■ DATA TO EXAMINE
>>>

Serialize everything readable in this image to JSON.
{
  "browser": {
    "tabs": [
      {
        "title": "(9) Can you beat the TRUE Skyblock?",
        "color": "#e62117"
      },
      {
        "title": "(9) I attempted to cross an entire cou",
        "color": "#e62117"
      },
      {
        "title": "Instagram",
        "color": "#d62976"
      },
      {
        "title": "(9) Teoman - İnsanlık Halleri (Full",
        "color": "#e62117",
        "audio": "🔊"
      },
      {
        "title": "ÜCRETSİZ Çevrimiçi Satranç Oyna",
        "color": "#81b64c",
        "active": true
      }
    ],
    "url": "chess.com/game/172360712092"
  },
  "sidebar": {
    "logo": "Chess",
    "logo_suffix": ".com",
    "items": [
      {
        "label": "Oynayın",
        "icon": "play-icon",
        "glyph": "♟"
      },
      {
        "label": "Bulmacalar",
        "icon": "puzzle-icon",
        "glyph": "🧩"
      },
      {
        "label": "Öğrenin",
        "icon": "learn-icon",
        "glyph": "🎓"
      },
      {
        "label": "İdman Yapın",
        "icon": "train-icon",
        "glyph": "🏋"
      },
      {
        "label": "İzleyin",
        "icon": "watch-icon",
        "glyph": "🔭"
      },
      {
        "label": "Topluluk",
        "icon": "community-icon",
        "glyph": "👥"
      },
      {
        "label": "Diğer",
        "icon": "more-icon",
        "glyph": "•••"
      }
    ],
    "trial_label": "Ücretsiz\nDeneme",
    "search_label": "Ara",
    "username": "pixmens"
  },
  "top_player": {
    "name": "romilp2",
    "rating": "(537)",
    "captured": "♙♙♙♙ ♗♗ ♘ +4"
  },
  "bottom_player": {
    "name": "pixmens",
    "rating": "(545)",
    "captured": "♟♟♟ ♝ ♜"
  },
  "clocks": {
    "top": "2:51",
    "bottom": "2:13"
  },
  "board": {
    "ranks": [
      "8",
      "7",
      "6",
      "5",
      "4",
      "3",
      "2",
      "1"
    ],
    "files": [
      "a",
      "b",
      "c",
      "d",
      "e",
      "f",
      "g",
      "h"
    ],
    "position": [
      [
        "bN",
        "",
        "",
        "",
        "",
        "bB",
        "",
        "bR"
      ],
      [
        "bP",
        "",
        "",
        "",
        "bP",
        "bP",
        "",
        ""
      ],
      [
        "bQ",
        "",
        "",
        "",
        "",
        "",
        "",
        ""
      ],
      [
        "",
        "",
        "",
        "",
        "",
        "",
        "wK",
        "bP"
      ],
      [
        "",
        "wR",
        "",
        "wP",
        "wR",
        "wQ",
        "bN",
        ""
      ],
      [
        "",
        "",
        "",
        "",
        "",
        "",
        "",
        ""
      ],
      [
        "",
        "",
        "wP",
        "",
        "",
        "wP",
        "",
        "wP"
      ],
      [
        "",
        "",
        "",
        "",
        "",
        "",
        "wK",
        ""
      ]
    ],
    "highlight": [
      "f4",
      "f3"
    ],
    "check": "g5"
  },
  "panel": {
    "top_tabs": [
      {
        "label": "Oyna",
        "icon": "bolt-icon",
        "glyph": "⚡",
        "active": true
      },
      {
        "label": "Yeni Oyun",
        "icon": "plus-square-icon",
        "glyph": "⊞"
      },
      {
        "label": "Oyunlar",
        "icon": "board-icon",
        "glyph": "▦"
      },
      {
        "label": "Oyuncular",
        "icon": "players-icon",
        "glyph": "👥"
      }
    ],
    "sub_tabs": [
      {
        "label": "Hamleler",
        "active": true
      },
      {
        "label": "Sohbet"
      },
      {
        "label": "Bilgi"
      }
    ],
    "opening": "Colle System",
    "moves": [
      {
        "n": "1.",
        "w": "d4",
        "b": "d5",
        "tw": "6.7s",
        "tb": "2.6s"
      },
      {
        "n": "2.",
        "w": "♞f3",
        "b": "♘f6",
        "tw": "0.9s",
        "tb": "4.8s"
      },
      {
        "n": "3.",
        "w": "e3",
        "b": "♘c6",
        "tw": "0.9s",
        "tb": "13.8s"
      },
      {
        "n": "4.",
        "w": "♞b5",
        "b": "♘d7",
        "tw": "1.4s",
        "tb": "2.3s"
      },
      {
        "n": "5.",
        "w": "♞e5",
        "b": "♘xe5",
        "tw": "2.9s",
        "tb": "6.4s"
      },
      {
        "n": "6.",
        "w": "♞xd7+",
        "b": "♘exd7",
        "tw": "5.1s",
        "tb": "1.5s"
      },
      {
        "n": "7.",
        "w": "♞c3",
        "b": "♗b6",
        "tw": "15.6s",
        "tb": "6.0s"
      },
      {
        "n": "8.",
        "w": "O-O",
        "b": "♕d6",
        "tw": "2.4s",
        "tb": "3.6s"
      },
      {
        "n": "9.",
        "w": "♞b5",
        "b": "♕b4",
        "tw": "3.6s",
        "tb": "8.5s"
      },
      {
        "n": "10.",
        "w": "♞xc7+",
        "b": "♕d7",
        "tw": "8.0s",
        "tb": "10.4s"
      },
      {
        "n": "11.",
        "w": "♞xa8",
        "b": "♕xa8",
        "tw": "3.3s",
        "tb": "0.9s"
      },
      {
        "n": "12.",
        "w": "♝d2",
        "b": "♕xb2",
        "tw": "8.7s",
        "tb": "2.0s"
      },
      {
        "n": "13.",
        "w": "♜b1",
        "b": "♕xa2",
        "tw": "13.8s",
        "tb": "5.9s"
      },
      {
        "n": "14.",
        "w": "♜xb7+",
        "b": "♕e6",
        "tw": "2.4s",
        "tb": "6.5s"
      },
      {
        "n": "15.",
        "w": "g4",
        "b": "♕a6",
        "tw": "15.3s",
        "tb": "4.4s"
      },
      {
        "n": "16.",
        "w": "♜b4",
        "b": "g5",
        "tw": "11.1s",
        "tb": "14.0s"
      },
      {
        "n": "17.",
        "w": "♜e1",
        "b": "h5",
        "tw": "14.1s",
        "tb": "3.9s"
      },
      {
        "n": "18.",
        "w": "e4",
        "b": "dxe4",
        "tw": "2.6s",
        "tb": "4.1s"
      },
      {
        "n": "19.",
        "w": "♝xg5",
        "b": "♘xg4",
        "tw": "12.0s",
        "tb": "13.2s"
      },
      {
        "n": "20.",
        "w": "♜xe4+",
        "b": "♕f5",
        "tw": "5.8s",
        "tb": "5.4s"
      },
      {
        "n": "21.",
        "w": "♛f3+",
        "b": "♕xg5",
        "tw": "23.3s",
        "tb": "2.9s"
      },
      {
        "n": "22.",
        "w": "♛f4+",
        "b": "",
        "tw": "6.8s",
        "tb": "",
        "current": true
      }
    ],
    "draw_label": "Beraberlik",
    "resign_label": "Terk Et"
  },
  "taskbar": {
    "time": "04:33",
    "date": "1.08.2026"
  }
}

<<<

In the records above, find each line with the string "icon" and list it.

■ SOLVED EXERCISE
        "icon": "play-icon",
        "icon": "puzzle-icon",
        "icon": "learn-icon",
        "icon": "train-icon",
        "icon": "watch-icon",
        "icon": "community-icon",
        "icon": "more-icon",
        "icon": "bolt-icon",
        "icon": "plus-square-icon",
        "icon": "board-icon",
        "icon": "players-icon",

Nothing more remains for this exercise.